## AIM OF THE TASK
In the records that follow, show each line where the word "text" is present.

Dataset excerpts
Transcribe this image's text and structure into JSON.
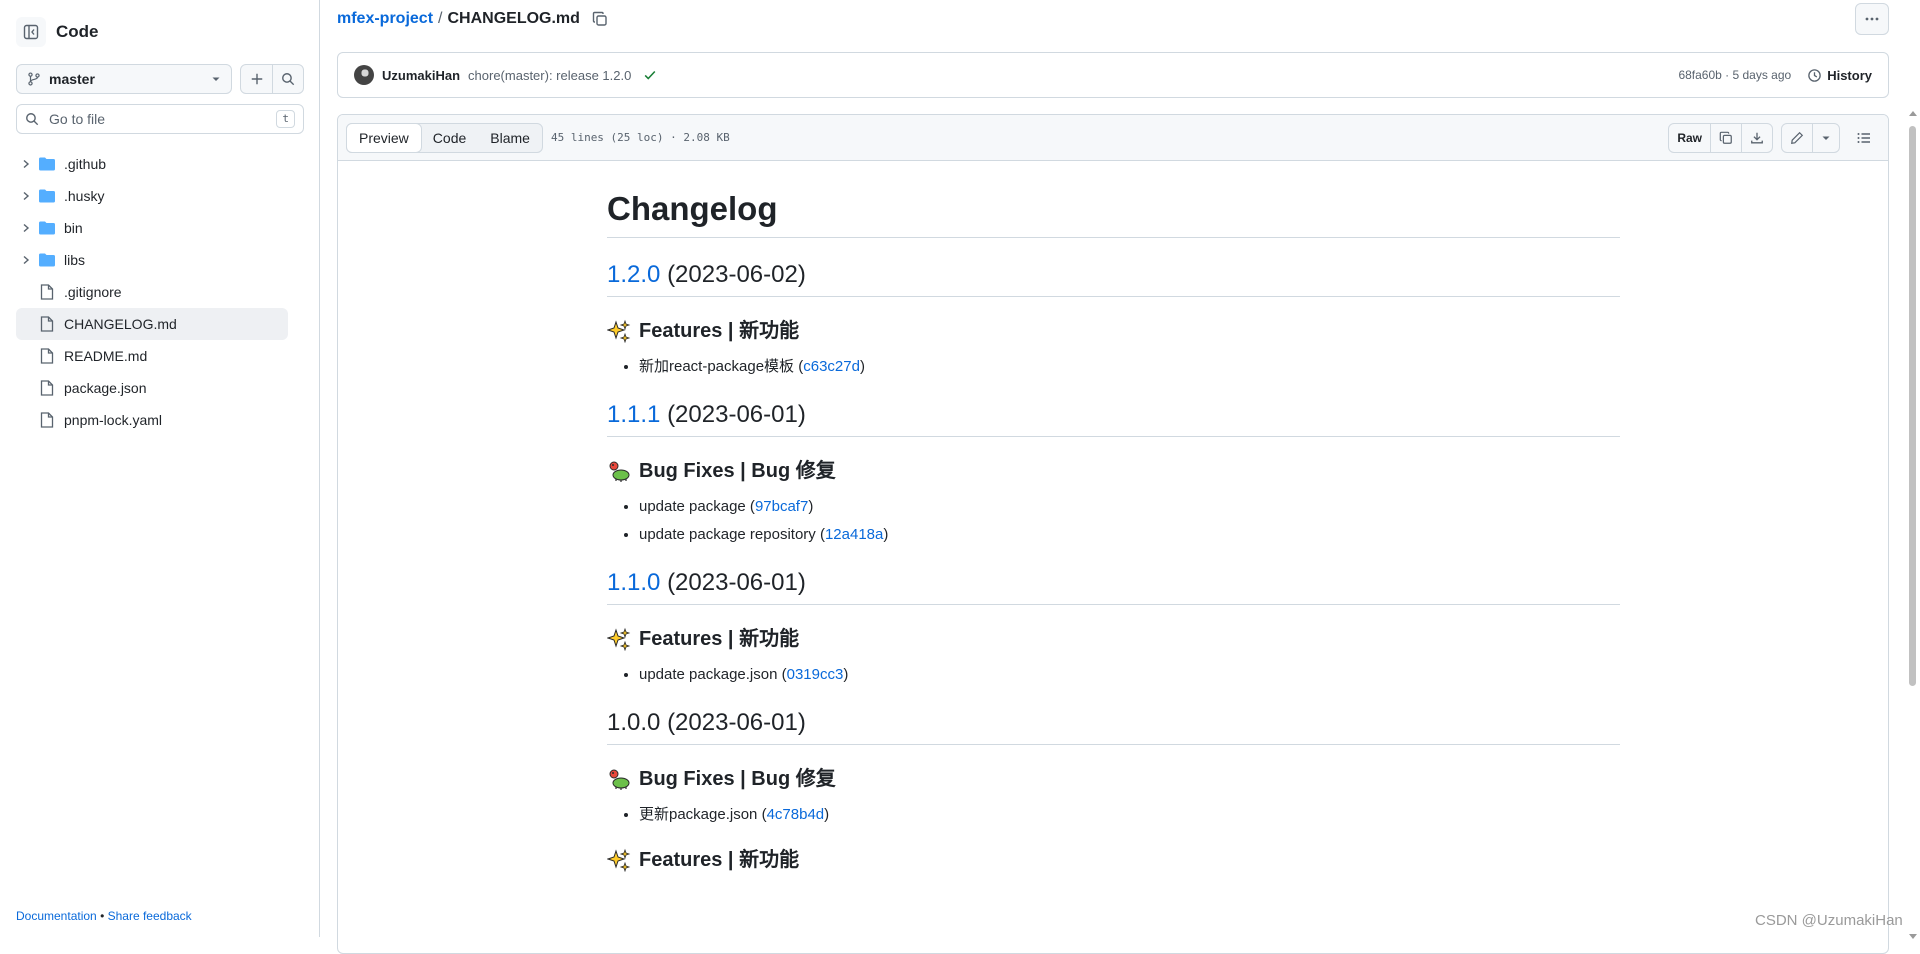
{
  "sidebar": {
    "title": "Code",
    "branch": "master",
    "goto": {
      "placeholder": "Go to file",
      "shortcut": "t"
    },
    "tree": [
      {
        "name": ".github",
        "type": "folder"
      },
      {
        "name": ".husky",
        "type": "folder"
      },
      {
        "name": "bin",
        "type": "folder"
      },
      {
        "name": "libs",
        "type": "folder"
      },
      {
        "name": ".gitignore",
        "type": "file"
      },
      {
        "name": "CHANGELOG.md",
        "type": "file",
        "active": true
      },
      {
        "name": "README.md",
        "type": "file"
      },
      {
        "name": "package.json",
        "type": "file"
      },
      {
        "name": "pnpm-lock.yaml",
        "type": "file"
      }
    ],
    "footer": {
      "documentation": "Documentation",
      "separator": "•",
      "feedback": "Share feedback"
    }
  },
  "breadcrumb": {
    "repo": "mfex-project",
    "separator": "/",
    "file": "CHANGELOG.md"
  },
  "commit": {
    "author": "UzumakiHan",
    "message": "chore(master): release 1.2.0",
    "meta": "68fa60b · 5 days ago",
    "history": "History"
  },
  "file_header": {
    "tabs": [
      "Preview",
      "Code",
      "Blame"
    ],
    "meta": "45 lines (25 loc) · 2.08 KB",
    "raw": "Raw"
  },
  "markdown": {
    "title": "Changelog",
    "sections": [
      {
        "version": "1.2.0",
        "version_link": true,
        "date": "(2023-06-02)",
        "groups": [
          {
            "emoji": "sparkles-icon",
            "title": "Features | 新功能",
            "items": [
              {
                "text": "新加react-package模板",
                "hash": "c63c27d"
              }
            ]
          }
        ]
      },
      {
        "version": "1.1.1",
        "version_link": true,
        "date": "(2023-06-01)",
        "groups": [
          {
            "emoji": "bug-icon",
            "title": "Bug Fixes | Bug 修复",
            "items": [
              {
                "text": "update package",
                "hash": "97bcaf7"
              },
              {
                "text": "update package repository",
                "hash": "12a418a"
              }
            ]
          }
        ]
      },
      {
        "version": "1.1.0",
        "version_link": true,
        "date": "(2023-06-01)",
        "groups": [
          {
            "emoji": "sparkles-icon",
            "title": "Features | 新功能",
            "items": [
              {
                "text": "update package.json",
                "hash": "0319cc3"
              }
            ]
          }
        ]
      },
      {
        "version": "1.0.0",
        "version_link": false,
        "date": "(2023-06-01)",
        "groups": [
          {
            "emoji": "bug-icon",
            "title": "Bug Fixes | Bug 修复",
            "items": [
              {
                "text": "更新package.json",
                "hash": "4c78b4d"
              }
            ]
          },
          {
            "emoji": "sparkles-icon",
            "title": "Features | 新功能",
            "items": []
          }
        ]
      }
    ]
  },
  "watermark": "CSDN @UzumakiHan",
  "colors": {
    "link": "#0969da",
    "border": "#d1d9e0",
    "muted": "#59636e",
    "success": "#1a7f37"
  }
}
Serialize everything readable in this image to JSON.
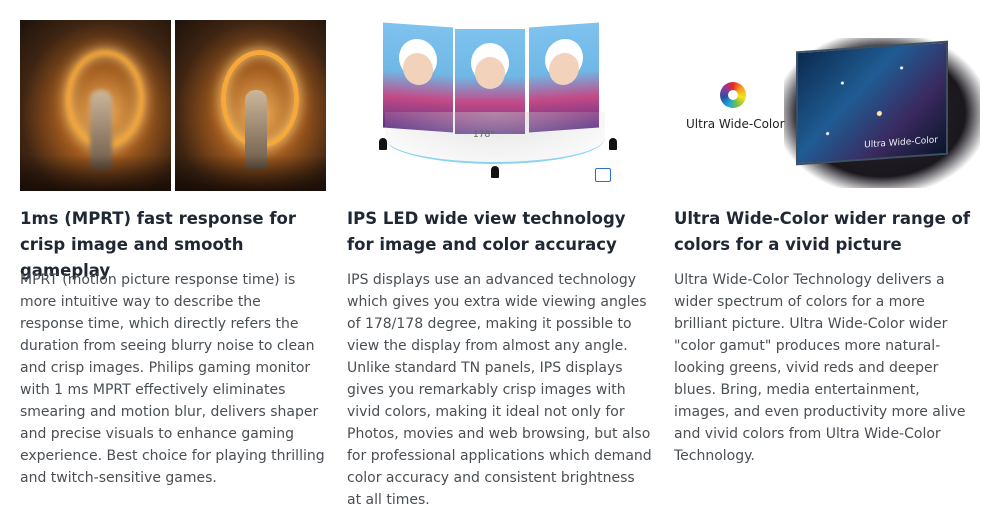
{
  "features": [
    {
      "title": "1ms (MPRT) fast response for crisp image and smooth gameplay",
      "body": "MPRT (motion picture response time) is more intuitive way to describe the response time, which directly refers the duration from seeing blurry noise to clean and crisp images. Philips gaming monitor with 1 ms MPRT effectively eliminates smearing and motion blur, delivers shaper and precise visuals to enhance gaming experience. Best choice for playing thrilling and twitch-sensitive games."
    },
    {
      "title": "IPS LED wide view technology for image and color accuracy",
      "body": "IPS displays use an advanced technology which gives you extra wide viewing angles of 178/178 degree, making it possible to view the display from almost any angle. Unlike standard TN panels, IPS displays gives you remarkably crisp images with vivid colors, making it ideal not only for Photos, movies and web browsing, but also for professional applications which demand color accuracy and consistent brightness at all times.",
      "image_angle_label": "178°"
    },
    {
      "title": "Ultra Wide-Color wider range of colors for a vivid picture",
      "body": "Ultra Wide-Color Technology delivers a wider spectrum of colors for a more brilliant picture. Ultra Wide-Color wider \"color gamut\" produces more natural-looking greens, vivid reds and deeper blues. Bring, media entertainment, images, and even productivity more alive and vivid colors from Ultra Wide-Color Technology.",
      "image_logo_label": "Ultra Wide-Color",
      "image_screen_label": "Ultra Wide-Color"
    }
  ]
}
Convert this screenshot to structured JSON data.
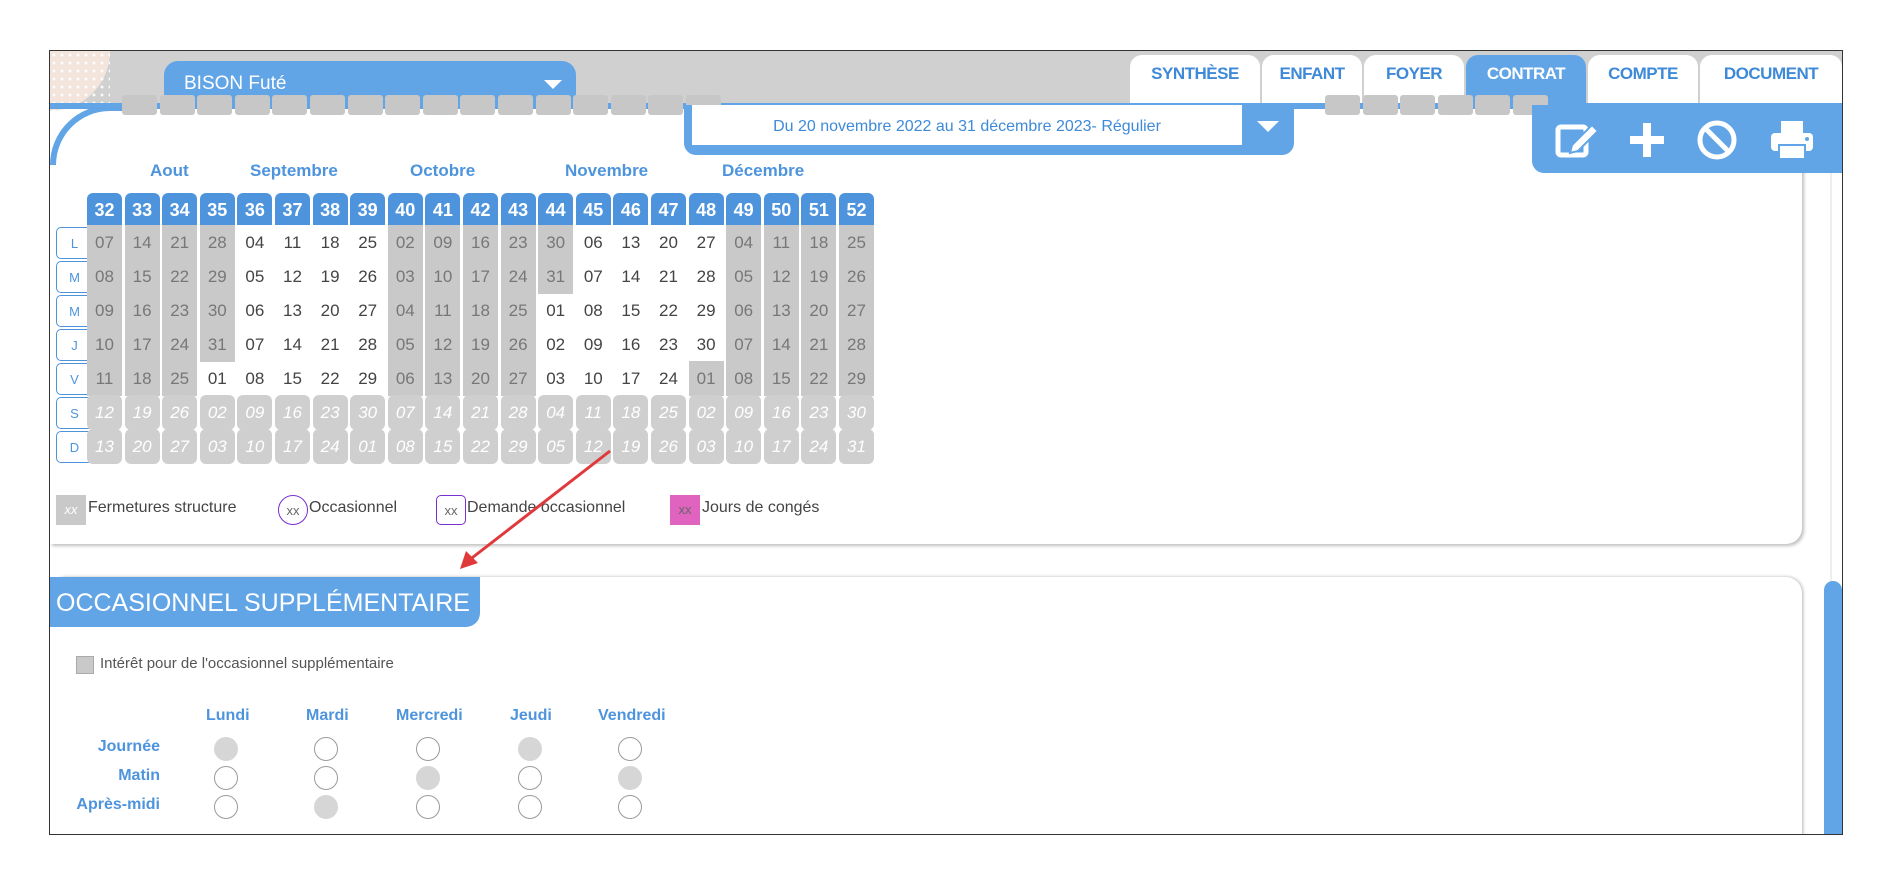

## EXERCISE RESPONSE
Transcribe this image's text and structure into JSON.
                "text": "新加react-package模板",
                "text": "update package",
                "text": "update package repository",
                "text": "update package.json",
                "text": "更新package.json",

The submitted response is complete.